▶ What is being asked
Below are the entries; set down each of them exactly.

[Component data from apps and pages]
*** Block opens ***

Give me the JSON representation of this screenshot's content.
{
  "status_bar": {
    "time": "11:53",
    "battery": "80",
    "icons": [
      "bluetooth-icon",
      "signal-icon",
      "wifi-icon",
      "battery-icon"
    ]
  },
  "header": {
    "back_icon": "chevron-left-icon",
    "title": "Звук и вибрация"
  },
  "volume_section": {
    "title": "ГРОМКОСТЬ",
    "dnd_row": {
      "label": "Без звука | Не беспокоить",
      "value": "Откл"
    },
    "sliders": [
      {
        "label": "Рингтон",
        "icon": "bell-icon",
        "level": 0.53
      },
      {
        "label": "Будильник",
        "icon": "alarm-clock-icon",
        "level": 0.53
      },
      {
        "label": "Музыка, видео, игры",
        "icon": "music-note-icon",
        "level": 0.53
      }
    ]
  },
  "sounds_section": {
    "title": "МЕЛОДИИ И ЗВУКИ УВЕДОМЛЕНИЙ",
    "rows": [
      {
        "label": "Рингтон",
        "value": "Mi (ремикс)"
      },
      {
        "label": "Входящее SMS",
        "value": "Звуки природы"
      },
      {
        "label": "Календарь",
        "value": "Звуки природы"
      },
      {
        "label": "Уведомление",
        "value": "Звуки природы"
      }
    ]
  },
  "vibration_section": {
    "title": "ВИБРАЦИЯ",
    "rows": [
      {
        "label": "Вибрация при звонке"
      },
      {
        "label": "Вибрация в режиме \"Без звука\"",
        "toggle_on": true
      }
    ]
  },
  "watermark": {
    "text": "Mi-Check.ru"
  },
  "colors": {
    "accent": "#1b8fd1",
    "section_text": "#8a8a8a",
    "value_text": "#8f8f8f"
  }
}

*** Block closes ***

▶ Response below
Give me the JSON representation of this screenshot's content.
{
  "status_bar": {
    "time": "11:53",
    "battery": "80",
    "icons": [
      "bluetooth-icon",
      "signal-icon",
      "wifi-icon",
      "battery-icon"
    ]
  },
  "header": {
    "back_icon": "chevron-left-icon",
    "title": "Звук и вибрация"
  },
  "volume_section": {
    "title": "ГРОМКОСТЬ",
    "dnd_row": {
      "label": "Без звука | Не беспокоить",
      "value": "Откл"
    },
    "sliders": [
      {
        "label": "Рингтон",
        "icon": "bell-icon",
        "level": 0.53
      },
      {
        "label": "Будильник",
        "icon": "alarm-clock-icon",
        "level": 0.53
      },
      {
        "label": "Музыка, видео, игры",
        "icon": "music-note-icon",
        "level": 0.53
      }
    ]
  },
  "sounds_section": {
    "title": "МЕЛОДИИ И ЗВУКИ УВЕДОМЛЕНИЙ",
    "rows": [
      {
        "label": "Рингтон",
        "value": "Mi (ремикс)"
      },
      {
        "label": "Входящее SMS",
        "value": "Звуки природы"
      },
      {
        "label": "Календарь",
        "value": "Звуки природы"
      },
      {
        "label": "Уведомление",
        "value": "Звуки природы"
      }
    ]
  },
  "vibration_section": {
    "title": "ВИБРАЦИЯ",
    "rows": [
      {
        "label": "Вибрация при звонке"
      },
      {
        "label": "Вибрация в режиме \"Без звука\"",
        "toggle_on": true
      }
    ]
  },
  "watermark": {
    "text": "Mi-Check.ru"
  },
  "colors": {
    "accent": "#1b8fd1",
    "section_text": "#8a8a8a",
    "value_text": "#8f8f8f"
  }
}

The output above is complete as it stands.